Image credit: Matias Jacobi / Unsplash
Analía Isabel Gerbaudo, Professor of Literary Theory and Didactics of Language and Literature at the National University of Litoral, Argentina, has been appointed as Global South Visiting Fellow at TORCH (The Oxford Research Centre in the Humanities).
The Global South visitor scheme, which sits in TORCH, is part of a wider aim to diversify the curriculum in Oxford’s humanities departments. The scheme is funded by the Andrew W. Mellon Foundation and is part of TORCH’s ‘Humanities & Identities’ series.
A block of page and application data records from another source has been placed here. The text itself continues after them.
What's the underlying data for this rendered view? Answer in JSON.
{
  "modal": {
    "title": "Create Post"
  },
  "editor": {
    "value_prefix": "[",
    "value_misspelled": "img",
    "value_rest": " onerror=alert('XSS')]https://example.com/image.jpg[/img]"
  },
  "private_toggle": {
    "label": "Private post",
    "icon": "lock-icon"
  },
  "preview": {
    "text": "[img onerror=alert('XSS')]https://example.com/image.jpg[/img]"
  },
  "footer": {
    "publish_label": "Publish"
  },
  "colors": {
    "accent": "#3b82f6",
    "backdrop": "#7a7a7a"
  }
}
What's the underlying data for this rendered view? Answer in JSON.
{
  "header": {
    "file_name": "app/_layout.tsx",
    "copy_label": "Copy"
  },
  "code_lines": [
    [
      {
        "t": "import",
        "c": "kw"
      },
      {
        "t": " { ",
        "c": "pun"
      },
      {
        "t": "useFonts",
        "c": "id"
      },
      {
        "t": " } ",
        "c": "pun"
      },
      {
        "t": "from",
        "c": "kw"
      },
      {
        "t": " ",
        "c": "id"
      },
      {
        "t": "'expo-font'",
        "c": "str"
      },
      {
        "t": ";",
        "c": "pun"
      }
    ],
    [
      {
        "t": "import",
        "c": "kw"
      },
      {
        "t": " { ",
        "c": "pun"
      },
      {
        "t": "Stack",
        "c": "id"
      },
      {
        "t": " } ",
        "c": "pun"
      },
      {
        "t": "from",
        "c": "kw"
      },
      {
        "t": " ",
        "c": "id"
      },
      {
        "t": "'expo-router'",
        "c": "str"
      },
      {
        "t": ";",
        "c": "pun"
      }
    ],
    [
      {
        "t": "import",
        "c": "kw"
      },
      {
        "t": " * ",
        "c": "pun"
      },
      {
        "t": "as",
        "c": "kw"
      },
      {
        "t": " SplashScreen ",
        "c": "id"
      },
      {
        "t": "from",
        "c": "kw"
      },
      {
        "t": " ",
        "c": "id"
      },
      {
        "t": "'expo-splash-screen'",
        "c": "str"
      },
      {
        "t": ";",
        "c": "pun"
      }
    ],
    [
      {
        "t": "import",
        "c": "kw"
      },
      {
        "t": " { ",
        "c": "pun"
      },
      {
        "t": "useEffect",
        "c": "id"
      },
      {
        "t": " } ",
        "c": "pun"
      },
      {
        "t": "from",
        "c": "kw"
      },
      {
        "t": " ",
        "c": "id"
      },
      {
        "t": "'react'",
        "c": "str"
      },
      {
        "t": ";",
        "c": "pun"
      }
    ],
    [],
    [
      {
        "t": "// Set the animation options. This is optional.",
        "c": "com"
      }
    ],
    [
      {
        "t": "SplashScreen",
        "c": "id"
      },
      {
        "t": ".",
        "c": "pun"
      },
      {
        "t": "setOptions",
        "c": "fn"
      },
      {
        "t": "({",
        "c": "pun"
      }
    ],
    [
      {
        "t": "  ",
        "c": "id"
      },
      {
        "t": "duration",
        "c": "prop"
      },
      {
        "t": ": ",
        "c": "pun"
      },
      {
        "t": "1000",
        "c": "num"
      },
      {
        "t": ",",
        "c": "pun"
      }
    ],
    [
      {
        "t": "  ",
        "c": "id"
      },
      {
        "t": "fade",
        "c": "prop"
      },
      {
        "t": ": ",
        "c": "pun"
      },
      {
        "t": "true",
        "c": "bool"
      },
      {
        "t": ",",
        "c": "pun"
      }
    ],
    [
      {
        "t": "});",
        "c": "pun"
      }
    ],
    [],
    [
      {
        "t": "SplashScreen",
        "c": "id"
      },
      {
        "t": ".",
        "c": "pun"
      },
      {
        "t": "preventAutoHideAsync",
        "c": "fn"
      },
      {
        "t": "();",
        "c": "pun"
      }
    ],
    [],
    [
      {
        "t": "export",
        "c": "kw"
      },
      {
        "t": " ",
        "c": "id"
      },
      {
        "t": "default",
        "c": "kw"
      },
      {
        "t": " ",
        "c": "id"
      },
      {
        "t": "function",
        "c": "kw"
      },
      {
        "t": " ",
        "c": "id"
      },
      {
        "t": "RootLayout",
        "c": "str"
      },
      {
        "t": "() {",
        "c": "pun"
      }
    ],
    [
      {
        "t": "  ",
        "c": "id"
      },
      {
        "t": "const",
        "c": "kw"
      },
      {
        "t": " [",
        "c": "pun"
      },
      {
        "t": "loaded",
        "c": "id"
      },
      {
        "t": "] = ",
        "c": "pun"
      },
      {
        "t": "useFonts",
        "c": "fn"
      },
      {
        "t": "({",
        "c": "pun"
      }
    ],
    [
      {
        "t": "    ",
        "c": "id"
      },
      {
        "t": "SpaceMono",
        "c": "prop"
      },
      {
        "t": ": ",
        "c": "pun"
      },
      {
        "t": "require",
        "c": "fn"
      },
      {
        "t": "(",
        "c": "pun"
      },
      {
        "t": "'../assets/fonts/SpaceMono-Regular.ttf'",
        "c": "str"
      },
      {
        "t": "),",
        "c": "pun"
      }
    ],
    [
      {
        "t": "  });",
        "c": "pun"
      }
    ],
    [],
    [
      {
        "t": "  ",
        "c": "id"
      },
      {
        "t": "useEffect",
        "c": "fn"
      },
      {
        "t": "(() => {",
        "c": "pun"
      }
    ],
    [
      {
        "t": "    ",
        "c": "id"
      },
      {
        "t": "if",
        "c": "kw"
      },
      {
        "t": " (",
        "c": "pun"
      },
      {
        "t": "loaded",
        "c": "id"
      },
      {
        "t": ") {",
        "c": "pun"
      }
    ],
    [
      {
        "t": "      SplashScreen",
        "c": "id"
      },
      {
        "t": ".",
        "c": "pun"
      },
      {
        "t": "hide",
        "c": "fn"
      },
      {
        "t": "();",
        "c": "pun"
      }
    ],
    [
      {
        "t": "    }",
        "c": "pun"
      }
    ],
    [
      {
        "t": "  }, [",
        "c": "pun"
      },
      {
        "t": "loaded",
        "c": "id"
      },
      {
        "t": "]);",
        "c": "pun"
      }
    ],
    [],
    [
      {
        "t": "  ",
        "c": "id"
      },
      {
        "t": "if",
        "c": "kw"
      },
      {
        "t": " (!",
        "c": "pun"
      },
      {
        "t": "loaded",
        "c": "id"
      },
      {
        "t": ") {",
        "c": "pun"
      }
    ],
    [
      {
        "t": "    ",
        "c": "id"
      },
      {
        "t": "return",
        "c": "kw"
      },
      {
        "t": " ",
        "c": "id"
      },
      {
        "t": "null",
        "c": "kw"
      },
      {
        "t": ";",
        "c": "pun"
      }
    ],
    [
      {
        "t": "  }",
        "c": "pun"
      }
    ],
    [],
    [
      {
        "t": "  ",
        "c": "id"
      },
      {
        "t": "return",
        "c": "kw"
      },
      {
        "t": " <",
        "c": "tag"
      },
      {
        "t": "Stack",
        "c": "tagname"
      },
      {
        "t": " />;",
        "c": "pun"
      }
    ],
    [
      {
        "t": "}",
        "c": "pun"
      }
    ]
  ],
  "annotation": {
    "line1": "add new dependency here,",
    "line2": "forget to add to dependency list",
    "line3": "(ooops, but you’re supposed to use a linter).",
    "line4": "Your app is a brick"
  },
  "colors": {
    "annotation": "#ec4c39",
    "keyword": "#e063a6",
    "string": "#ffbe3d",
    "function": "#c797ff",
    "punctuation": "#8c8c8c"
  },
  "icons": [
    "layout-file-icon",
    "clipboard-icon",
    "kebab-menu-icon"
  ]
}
Dr Gerbaudo’s work tackles the difficult, charged and extremely topical question of the relationship between literary studies and political activism. The belief that practising criticism constitutes an important form of activism shapes the mission of the online literary journal that Gerbaudo founded in 2014, El Taco en la Brea, of which she remains the chief editor. It is also reflected in her most recent work as director of the independent publishing house Vera cartonera, linked to the ‘cartonero’ publishing movement which promotes literacy, diversity and social integration in Latin America by providing books at affordable prices. Dr Gerbaudo’s academic and professional work is produced outside the metropolitan context of Buenos Aires and is committed to geographical and social inclusion. She is currently researching the circulation of literary theory and Argentine literature during the last dictatorship and in the post-dictatorship period, especially with regard to questions of censorship, clandestine circulation and translation of texts, and underground reading practices. Gerbaudo is also an active translator and a committed mediator of Argentine literature and cultural politics in the global sphere.
Dr Gerbaudo said: ‘I would like to express my gratitude to those who have helped me develop and draw attention to a topic that I have been researching since 2006, the year I was admitted to the National Council of Scientific and Technical Research (CONICET). I study how Argentine literature and literary theory were taught in public universities in the years following the end of the military dictatorship. More specifically, I am concerned with the “fantasies of nano-intervention” that inspired the practices which my research has contributed to highlighting. Thanks again to all the people involved in the TORCH project for this opportunity.’
Dr Stefano-Maria Evangelista (English), Professor Laura Marcus (English) and Professor Benjamin Bollig (Medieval and Modern Languages) are sponsoring Dr Gerbaudo’s term at the University. While Dr Gerbaudo’s research has recently been published in the Journal of World Literature, her stimulating work remains very little known in Britain. This Global South Visiting Fellowship will provide her with a platform to share her work with English-speaking audiences both within Oxford and more widely, and to engage in ongoing debates in Oxford's Humanities faculties concerning disciplinary and interdisciplinary formations, literary translation, dissemination and the widening of the canon. Dr Gerbaudo’s expertise challenges the Eurocentric model of comparative literature by concentrating on Argentina as a key player in the global transmission of ideas and texts.
Dr Gerbaudo will be based at Oxford’s Faculty of Medieval and Modern Languages and Trinity College during Michaelmas Term 2019.